Schools test personalized learning for students
RUTLAND, Vt. (AP) — In an age plagued with addiction, economic disparity and mental illness, where technology is advancing faster every day, professionals say aging educational systems aren’t meeting the needs of Vermont’s growing minds.
“We have to re-think everything we do when it comes to educating these kids,” said Mill River Union High School Principal Todd Finn. “We have so much more flexibility with school leadership, and the world is so different for these kids.”
Which is why Vermont schools are gradually shifting to proficiency-based learning in accordance with Act 77. Passed in 2013, Act 77 mandates implementation of Personalized Learning Plans for all Vermont students in grades 7-12 by school year 2018-19.
The law was passed following decades of state-commissioned studies aimed at improving the statewide graduation rate.
The ideal personalized learning model considers the student’s history, strengths, needs and learning style to educate them in a way that increases retention, makes them feel safe, spurs expression and creativity, and creates connection between students and their teachers.
“Educators need to understand the impact of trauma on the brain of a child to ensure their access to learning,” said Rutland Northeast Supervisory Union Superintendent Jeanne Collins. “When a child comes to school and doesn’t know where they’ll be sleeping or when they’ll be eating next, having them sit down and learn Spanish is going to be very difficult.
“But there are things we can do: We can build relationships with students, meet their needs, provide mental health counseling, and then that way when they sit down to learn Spanish, they can.”
For Mill River, that means incorporating a whole new method: “Path, Pace, People and Place.” Students are given a curriculum they need to learn, but are free to develop their own methods toward proficiency, including how fast they work, who they work with, where they do their work, and how they express their knowledge through projects, instead of holding them to a traditional credit-based rubric of As, Bs, and Cs.

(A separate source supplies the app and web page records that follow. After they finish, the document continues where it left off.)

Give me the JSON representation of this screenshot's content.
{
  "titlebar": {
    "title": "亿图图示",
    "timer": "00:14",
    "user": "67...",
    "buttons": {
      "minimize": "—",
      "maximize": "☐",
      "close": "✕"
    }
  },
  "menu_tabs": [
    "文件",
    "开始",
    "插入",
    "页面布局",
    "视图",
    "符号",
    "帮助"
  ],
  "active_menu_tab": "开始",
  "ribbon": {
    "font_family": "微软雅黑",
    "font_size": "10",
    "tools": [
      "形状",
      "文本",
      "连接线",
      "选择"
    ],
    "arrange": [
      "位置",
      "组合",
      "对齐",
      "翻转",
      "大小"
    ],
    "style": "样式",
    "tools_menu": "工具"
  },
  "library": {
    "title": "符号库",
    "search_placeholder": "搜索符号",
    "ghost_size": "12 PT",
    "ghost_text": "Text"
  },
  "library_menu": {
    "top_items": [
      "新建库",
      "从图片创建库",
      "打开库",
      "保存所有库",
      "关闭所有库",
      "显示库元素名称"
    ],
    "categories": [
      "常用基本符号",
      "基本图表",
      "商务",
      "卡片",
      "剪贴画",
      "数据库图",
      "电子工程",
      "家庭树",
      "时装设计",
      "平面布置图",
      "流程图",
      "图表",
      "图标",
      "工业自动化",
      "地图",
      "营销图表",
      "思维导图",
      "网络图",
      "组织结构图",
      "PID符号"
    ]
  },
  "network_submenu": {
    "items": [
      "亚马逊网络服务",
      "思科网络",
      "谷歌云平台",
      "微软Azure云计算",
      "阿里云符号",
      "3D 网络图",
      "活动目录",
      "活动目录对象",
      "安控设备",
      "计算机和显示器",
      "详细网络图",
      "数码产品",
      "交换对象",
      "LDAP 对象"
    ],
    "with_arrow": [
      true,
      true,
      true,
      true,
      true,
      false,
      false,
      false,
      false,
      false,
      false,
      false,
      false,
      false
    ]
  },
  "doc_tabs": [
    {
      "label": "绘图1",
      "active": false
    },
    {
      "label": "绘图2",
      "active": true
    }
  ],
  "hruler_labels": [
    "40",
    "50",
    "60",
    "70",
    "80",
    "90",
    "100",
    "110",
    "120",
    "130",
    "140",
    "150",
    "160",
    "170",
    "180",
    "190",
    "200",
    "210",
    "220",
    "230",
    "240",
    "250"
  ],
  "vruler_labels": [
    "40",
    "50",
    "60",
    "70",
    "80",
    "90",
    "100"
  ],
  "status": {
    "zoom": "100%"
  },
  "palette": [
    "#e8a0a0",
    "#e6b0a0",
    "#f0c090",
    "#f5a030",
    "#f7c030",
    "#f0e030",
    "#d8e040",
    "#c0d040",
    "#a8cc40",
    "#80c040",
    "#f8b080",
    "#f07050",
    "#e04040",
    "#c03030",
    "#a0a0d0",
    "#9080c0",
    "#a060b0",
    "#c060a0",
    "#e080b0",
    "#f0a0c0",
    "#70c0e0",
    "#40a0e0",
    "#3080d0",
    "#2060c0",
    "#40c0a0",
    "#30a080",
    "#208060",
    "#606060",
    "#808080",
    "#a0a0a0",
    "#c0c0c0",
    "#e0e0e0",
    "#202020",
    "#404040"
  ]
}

“We’re creating independent learners and thinkers,” Finn said. “You’re more of a facilitator than a teacher now. This is better preparing them to be independent in college.”
This sort of approach also includes Social and Emotional Learning such as critical thinking and collaboration, while maintaining accountability measures to keep the students personally responsible for their education.
It also keeps them coming back.
Pre-existing trauma can be triggered or aggravated by the stress of a forced learning experience, which can result in adverse behaviors and a general disconnection from the student’s environment, according to Coral Stone, one of Mill River’s special education teachers who has a level-2 trauma practitioner certification.
“There’s always an underlying cause. The brain holds onto traumatic memories, they do hold onto what happened,” Stone said. “Sometimes kids aren’t over what happened to them, and it impacts them academically, socially, in every way. Kids have to see school as a place they want to go, need to go, as a place that is theirs.”
Fortunately, schools have some other resources. RNESU has been actively conducting trauma-sensitive seminars with David Melnik, of Center Point, an agency that provides inpatient and outpatient youth mental health services. Mill River has also been relying on Stone, who Finn said has been instrumental in re-teaching teachers how best to cater to students with trauma.
Trauma doesn’t just come from one source — it’s the culmination of factors in a societal “pressure cooker,” as Stone puts it, where increased access to advanced technology and social media, combined with decreased socio-economic opportunity, detachment, archaic educational practices and increasing prevalence of mental illness have combined to form generations of dysregulated students who struggle to maintain focus and positivity.
“If you’re a healthy child, and you grow up in a supporting, caring environment, chances are, your brain is going to be primed and ready for academic advancement, good healthy life skills and appropriate social skills,” Stone said. “When you grow up in an environment with chronic stress and trauma, the three main sections of your brain change. Your ability to take in information and use it in a meaningful way can be adversely impacted because you’re not in a calm state of mind to learn.”
Stone said the study of Epigenetics, the way a child’s genetic structures and DNA can be changed by stress, has increased acknowledgment of the growing need for empathetic and personalized learning.
“When you add childhood trauma in their formative years, they’re wired for stress for the rest of their lives,” Stone said. “We find that relationship has long-term medical affects.”
Many still advocate for more traditional ways of teaching students — in neat rows, with limited interaction and a rigorously-structured teaching model geared toward teaching the general student body.
“The days of traditional public education have to be gone,” Stone said. “And studies have shown that physical discipline is to a child’s detriment; it’s going to have a long-term impact on their physical and mental health. . The writing has been on the wall for decades, we’re just now seeing those generations grow up in our system, and now we know it’s true.”
Advocates of new forms of education say allowing students to take ownership of their own education is a step in the right direction on the long road to healing.
“With all of the unemployment, budget issues, crime, it’s difficult to see the light,” Stone said. “But I have to believe as a society that this is not where we’re going to leave off as a human species. There’s a light at the end of the tunnel, but we got a lot of work to do.”
Information from: Rutland Herald, http://www.rutlandherald.com/